▸ **DATA PROVIDED**
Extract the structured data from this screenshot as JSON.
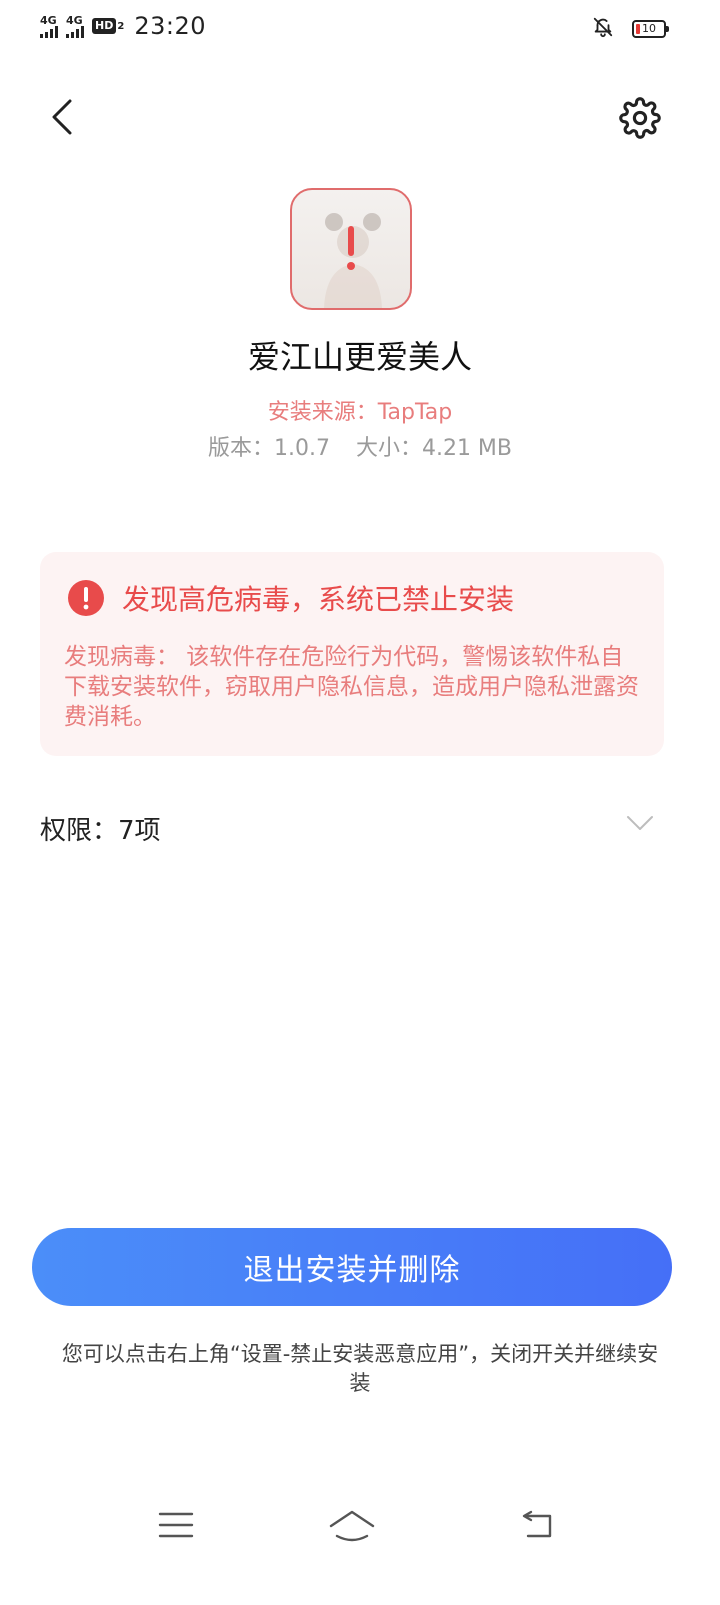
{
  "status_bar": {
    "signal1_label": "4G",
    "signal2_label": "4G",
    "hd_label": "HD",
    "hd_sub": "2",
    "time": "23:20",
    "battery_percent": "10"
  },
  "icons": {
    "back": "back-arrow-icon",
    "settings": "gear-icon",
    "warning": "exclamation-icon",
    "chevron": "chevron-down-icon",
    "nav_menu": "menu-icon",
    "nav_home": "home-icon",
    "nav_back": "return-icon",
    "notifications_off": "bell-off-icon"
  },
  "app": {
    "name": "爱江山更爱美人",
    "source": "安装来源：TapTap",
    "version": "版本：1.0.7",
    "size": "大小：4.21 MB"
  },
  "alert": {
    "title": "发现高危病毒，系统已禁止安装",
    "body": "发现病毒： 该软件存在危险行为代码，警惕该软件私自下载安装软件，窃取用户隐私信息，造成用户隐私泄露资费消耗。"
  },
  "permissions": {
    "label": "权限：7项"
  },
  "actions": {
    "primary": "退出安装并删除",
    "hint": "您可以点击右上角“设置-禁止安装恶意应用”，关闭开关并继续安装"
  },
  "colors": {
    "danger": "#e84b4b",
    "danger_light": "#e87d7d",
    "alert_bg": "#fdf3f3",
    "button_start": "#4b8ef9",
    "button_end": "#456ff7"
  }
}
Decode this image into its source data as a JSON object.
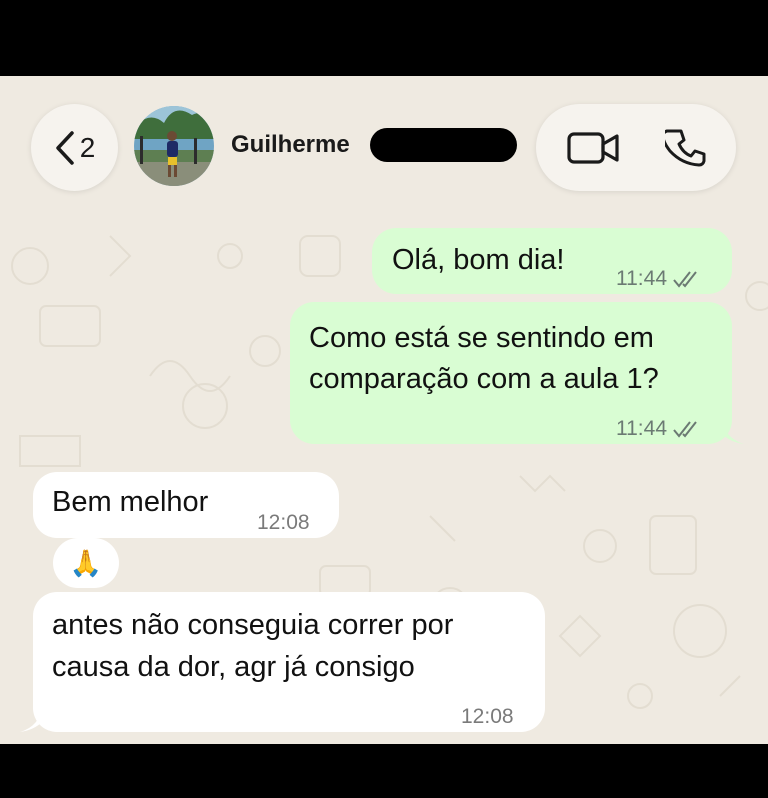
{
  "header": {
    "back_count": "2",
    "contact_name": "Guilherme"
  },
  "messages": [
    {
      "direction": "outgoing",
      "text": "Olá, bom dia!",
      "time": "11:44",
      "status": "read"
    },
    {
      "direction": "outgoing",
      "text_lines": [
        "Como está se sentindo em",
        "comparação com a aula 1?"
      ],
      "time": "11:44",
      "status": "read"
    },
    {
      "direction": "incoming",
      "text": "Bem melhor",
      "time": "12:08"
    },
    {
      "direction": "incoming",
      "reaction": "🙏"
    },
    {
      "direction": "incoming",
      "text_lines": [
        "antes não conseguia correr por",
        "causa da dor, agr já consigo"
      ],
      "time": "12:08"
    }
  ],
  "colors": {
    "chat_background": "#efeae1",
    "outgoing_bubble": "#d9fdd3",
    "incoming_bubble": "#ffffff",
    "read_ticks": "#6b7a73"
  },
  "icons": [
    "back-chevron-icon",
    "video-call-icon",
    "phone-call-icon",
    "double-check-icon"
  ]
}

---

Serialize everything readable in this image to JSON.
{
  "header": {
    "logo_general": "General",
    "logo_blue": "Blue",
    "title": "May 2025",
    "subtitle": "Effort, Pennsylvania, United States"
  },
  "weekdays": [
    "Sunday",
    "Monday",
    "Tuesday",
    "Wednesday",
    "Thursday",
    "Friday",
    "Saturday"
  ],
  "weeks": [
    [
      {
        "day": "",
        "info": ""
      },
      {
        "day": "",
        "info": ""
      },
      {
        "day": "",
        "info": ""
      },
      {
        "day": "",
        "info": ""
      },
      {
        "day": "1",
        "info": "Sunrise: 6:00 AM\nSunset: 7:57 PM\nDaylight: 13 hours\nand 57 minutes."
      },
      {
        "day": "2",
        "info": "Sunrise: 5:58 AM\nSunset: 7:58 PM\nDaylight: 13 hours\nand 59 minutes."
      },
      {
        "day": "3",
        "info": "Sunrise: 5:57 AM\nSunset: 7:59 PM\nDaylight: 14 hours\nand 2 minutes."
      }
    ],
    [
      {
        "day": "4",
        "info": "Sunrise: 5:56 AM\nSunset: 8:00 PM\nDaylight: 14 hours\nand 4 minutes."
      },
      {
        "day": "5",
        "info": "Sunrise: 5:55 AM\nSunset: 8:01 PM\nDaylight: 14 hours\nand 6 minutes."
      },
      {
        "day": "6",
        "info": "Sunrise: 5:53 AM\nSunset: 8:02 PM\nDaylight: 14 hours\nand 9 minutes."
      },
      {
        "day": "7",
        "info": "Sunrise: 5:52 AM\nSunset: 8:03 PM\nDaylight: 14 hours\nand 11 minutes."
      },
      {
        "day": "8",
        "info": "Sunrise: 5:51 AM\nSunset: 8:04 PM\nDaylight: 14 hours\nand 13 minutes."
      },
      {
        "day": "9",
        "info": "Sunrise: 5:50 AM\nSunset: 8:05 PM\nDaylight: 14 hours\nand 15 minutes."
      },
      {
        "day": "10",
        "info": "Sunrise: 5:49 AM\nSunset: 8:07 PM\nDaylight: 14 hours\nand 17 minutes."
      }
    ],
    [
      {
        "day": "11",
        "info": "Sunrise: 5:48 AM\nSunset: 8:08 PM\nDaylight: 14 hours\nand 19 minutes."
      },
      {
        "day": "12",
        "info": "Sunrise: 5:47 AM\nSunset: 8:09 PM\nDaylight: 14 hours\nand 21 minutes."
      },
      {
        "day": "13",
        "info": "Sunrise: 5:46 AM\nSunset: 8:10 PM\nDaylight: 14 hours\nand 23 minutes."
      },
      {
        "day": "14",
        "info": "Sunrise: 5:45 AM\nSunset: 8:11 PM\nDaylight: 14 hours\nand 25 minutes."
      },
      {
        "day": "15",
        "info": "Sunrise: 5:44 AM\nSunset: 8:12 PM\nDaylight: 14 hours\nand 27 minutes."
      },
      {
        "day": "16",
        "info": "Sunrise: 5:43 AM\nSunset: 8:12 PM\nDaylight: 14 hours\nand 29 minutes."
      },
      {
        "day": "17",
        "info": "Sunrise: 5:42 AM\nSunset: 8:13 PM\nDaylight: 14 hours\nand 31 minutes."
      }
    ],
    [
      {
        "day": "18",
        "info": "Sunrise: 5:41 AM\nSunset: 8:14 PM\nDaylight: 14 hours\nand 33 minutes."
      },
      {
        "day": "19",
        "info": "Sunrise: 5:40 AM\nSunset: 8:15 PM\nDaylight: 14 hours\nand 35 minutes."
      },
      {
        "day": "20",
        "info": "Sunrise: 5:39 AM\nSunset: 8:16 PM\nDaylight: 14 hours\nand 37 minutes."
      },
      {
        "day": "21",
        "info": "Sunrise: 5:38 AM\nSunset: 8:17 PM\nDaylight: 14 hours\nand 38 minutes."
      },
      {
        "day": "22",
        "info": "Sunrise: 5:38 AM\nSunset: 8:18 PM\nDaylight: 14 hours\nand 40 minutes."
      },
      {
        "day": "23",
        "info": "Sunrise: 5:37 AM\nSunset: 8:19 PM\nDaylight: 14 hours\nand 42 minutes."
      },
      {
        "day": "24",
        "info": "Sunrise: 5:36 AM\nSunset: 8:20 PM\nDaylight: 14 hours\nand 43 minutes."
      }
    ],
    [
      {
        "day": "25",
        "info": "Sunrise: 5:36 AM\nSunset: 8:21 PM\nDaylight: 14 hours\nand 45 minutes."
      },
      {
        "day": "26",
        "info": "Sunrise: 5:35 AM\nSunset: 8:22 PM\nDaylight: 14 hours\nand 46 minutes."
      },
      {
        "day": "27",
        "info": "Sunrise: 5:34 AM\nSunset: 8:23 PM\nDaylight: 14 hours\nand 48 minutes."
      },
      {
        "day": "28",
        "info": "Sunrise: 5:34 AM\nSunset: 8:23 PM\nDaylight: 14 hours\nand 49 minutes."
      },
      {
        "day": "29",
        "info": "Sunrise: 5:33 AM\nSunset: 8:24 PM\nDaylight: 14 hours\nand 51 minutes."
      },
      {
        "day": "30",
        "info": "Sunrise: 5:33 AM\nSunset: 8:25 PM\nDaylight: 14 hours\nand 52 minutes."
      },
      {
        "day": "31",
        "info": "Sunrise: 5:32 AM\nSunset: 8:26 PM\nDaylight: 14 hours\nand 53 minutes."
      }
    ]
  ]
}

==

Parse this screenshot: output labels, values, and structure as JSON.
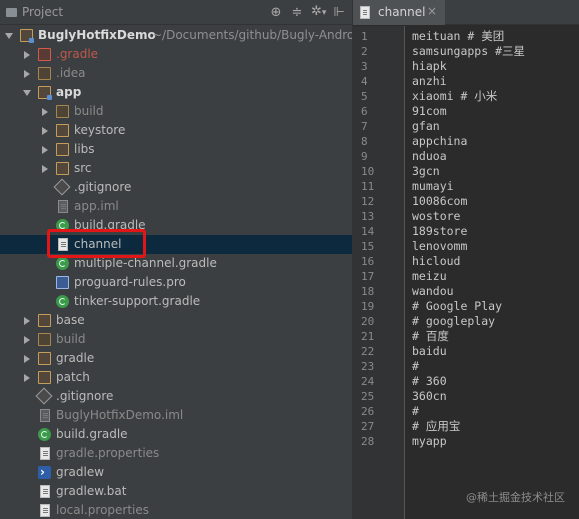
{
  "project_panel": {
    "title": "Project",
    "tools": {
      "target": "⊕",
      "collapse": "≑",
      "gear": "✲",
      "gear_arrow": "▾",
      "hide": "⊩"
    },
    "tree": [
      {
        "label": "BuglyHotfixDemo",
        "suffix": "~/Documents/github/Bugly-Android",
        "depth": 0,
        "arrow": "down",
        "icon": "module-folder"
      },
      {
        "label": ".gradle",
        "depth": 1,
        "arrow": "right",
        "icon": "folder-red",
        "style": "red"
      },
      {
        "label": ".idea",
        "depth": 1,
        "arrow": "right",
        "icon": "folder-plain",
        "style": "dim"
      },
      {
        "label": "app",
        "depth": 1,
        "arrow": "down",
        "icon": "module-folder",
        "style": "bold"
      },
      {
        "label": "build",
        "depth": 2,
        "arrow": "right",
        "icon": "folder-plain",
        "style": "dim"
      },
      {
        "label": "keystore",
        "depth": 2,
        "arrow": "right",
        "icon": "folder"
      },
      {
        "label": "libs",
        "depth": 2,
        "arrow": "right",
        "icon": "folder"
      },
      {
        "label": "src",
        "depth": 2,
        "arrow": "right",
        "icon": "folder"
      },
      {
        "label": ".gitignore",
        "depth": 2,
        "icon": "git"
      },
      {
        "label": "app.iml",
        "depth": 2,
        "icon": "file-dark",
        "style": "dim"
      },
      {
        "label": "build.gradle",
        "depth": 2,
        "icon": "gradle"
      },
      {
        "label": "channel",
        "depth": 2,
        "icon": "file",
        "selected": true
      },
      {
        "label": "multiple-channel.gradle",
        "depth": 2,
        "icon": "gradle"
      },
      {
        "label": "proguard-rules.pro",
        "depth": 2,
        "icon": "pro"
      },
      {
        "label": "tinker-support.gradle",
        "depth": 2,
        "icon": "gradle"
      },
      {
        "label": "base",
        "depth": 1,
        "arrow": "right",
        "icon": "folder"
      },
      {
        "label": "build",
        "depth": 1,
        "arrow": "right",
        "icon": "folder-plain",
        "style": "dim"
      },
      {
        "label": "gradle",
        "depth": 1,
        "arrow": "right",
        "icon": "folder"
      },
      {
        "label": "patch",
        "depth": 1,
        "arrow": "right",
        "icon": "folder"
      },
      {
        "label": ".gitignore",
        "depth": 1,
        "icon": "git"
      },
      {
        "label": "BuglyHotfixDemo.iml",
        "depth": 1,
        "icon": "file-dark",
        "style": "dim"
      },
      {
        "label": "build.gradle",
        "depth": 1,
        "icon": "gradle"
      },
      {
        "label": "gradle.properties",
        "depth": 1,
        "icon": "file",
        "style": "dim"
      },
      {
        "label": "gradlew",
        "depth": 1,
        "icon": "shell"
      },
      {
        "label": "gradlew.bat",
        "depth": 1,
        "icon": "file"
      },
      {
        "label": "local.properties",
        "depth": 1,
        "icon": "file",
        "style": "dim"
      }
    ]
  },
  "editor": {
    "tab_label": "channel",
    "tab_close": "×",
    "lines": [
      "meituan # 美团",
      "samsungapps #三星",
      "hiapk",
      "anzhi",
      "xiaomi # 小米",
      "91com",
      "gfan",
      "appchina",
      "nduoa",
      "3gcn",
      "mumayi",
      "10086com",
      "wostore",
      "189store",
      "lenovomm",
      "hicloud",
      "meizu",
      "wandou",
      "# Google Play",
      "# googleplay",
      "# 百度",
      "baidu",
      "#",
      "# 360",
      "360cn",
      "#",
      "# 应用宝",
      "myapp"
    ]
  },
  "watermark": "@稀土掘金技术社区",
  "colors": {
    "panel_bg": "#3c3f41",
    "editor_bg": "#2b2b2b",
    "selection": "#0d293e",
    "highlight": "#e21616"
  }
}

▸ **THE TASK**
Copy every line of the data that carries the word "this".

▸ **EXERCISE SOLUTION**
Extract the structured data from this screenshot as JSON.
Decode this image into its source data as a JSON object.
Serialize everything readable in this image to JSON.
Parse this screenshot: output labels, values, and structure as JSON.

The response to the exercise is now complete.